* Prompt:
Go through the listing and pick out each line with the word "every" in it.

* Data extracts:
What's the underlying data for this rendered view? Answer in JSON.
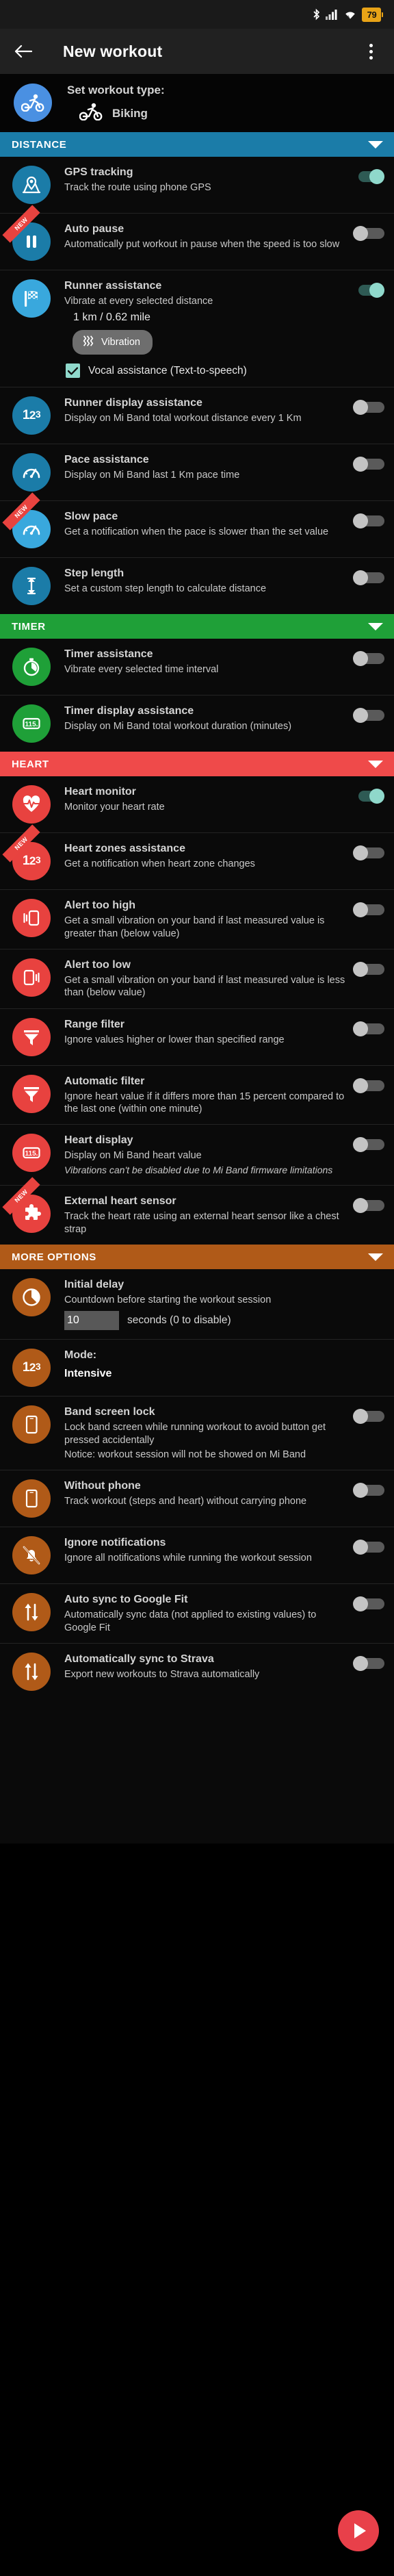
{
  "statusbar": {
    "battery_level": "79",
    "icons": [
      "bluetooth-icon",
      "cellular-signal-icon",
      "wifi-icon",
      "battery-icon"
    ]
  },
  "appbar": {
    "title": "New workout",
    "back_label": "Back",
    "overflow_label": "More options"
  },
  "workout_type": {
    "label": "Set workout type:",
    "value": "Biking",
    "accent": "#4a90e2"
  },
  "sections": [
    {
      "id": "distance",
      "title": "DISTANCE",
      "color": "#1b7ca8",
      "icon_color": "#1b7ca8",
      "rows": [
        {
          "title": "GPS tracking",
          "sub": "Track the route using phone GPS",
          "toggle": "on",
          "icon": "location-pin-map-icon",
          "icon_color": "#1b7ca8",
          "badge": ""
        },
        {
          "title": "Auto pause",
          "sub": "Automatically put workout in pause when the speed is too slow",
          "toggle": "off",
          "icon": "pause-icon",
          "icon_color": "#1b7ca8",
          "badge": "NEW"
        },
        {
          "title": "Runner assistance",
          "sub": "Vibrate at every selected distance",
          "value": "1 km / 0.62 mile",
          "chip": "Vibration",
          "chip_icon": "vibration-waves-icon",
          "checkbox": {
            "label": "Vocal assistance (Text-to-speech)",
            "checked": true
          },
          "toggle": "on",
          "icon": "checkered-flag-icon",
          "icon_color": "#39a8dd",
          "badge": ""
        },
        {
          "title": "Runner display assistance",
          "sub": "Display on Mi Band total workout distance every 1 Km",
          "toggle": "off",
          "icon": "numbers-123-icon",
          "icon_color": "#1b7ca8",
          "badge": ""
        },
        {
          "title": "Pace assistance",
          "sub": "Display on Mi Band last 1 Km pace time",
          "toggle": "off",
          "icon": "speedometer-icon",
          "icon_color": "#1b7ca8",
          "badge": ""
        },
        {
          "title": "Slow pace",
          "sub": "Get a notification when the pace is slower than the set value",
          "toggle": "off",
          "icon": "speedometer-icon",
          "icon_color": "#39a8dd",
          "badge": "NEW"
        },
        {
          "title": "Step length",
          "sub": "Set a custom step length to calculate distance",
          "toggle": "off",
          "icon": "vertical-arrows-icon",
          "icon_color": "#1b7ca8",
          "badge": ""
        }
      ]
    },
    {
      "id": "timer",
      "title": "TIMER",
      "color": "#1fa038",
      "rows": [
        {
          "title": "Timer assistance",
          "sub": "Vibrate every selected time interval",
          "toggle": "off",
          "icon": "stopwatch-icon",
          "icon_color": "#1fa038",
          "badge": ""
        },
        {
          "title": "Timer display assistance",
          "sub": "Display on Mi Band total workout duration (minutes)",
          "toggle": "off",
          "icon": "band-number-display-icon",
          "icon_color": "#1fa038",
          "badge": ""
        }
      ]
    },
    {
      "id": "heart",
      "title": "HEART",
      "color": "#ef4a4a",
      "rows": [
        {
          "title": "Heart monitor",
          "sub": "Monitor your heart rate",
          "toggle": "on",
          "icon": "heart-pulse-icon",
          "icon_color": "#e8423f",
          "badge": ""
        },
        {
          "title": "Heart zones assistance",
          "sub": "Get a notification when heart zone changes",
          "toggle": "off",
          "icon": "numbers-123-icon",
          "icon_color": "#e8423f",
          "badge": "NEW"
        },
        {
          "title": "Alert too high",
          "sub": "Get a small vibration on your band if last measured value is greater than (below value)",
          "toggle": "off",
          "icon": "vibrate-left-icon",
          "icon_color": "#e8423f",
          "badge": ""
        },
        {
          "title": "Alert too low",
          "sub": "Get a small vibration on your band if last measured value is less than (below value)",
          "toggle": "off",
          "icon": "vibrate-right-icon",
          "icon_color": "#e8423f",
          "badge": ""
        },
        {
          "title": "Range filter",
          "sub": "Ignore values higher or lower than specified range",
          "toggle": "off",
          "icon": "funnel-filter-icon",
          "icon_color": "#e8423f",
          "badge": ""
        },
        {
          "title": "Automatic filter",
          "sub": "Ignore heart value if it differs more than 15 percent compared to the last one (within one minute)",
          "toggle": "off",
          "icon": "funnel-filter-icon",
          "icon_color": "#e8423f",
          "badge": ""
        },
        {
          "title": "Heart display",
          "sub": "Display on Mi Band heart value",
          "note": "Vibrations can't be disabled due to Mi Band firmware limitations",
          "toggle": "off",
          "icon": "band-number-display-icon",
          "icon_color": "#e8423f",
          "badge": ""
        },
        {
          "title": "External heart sensor",
          "sub": "Track the heart rate using an external heart sensor like a chest strap",
          "toggle": "off",
          "icon": "puzzle-piece-icon",
          "icon_color": "#e8423f",
          "badge": "NEW"
        }
      ]
    },
    {
      "id": "more-options",
      "title": "MORE OPTIONS",
      "color": "#b05a18",
      "rows": [
        {
          "title": "Initial delay",
          "sub": "Countdown before starting the workout session",
          "input_value": "10",
          "input_after": "seconds (0 to disable)",
          "icon": "countdown-timer-icon",
          "icon_color": "#b05a18",
          "badge": ""
        },
        {
          "title": "Mode:",
          "strong": "Intensive",
          "icon": "numbers-123-icon",
          "icon_color": "#b05a18",
          "badge": ""
        },
        {
          "title": "Band screen lock",
          "sub": "Lock band screen while running workout to avoid button get pressed accidentally",
          "sub2": "Notice: workout session will not be showed on Mi Band",
          "toggle": "off",
          "icon": "phone-icon",
          "icon_color": "#b05a18",
          "badge": ""
        },
        {
          "title": "Without phone",
          "sub": "Track workout (steps and heart) without carrying phone",
          "toggle": "off",
          "icon": "phone-icon",
          "icon_color": "#b05a18",
          "badge": ""
        },
        {
          "title": "Ignore notifications",
          "sub": "Ignore all notifications while running the workout session",
          "toggle": "off",
          "icon": "bell-off-icon",
          "icon_color": "#b05a18",
          "badge": ""
        },
        {
          "title": "Auto sync to Google Fit",
          "sub": "Automatically sync data (not applied to existing values) to Google Fit",
          "toggle": "off",
          "icon": "sync-arrows-icon",
          "icon_color": "#b05a18",
          "badge": ""
        },
        {
          "title": "Automatically sync to Strava",
          "sub": "Export new workouts to Strava automatically",
          "toggle": "off",
          "icon": "sync-arrows-icon",
          "icon_color": "#b05a18",
          "badge": ""
        }
      ]
    }
  ],
  "fab": {
    "label": "Start workout",
    "color": "#e8404a",
    "icon": "play-icon"
  }
}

* Exercise output:
          "sub": "Vibrate at every selected distance",
          "sub": "Display on Mi Band total workout distance every 1 Km",
          "sub": "Vibrate every selected time interval",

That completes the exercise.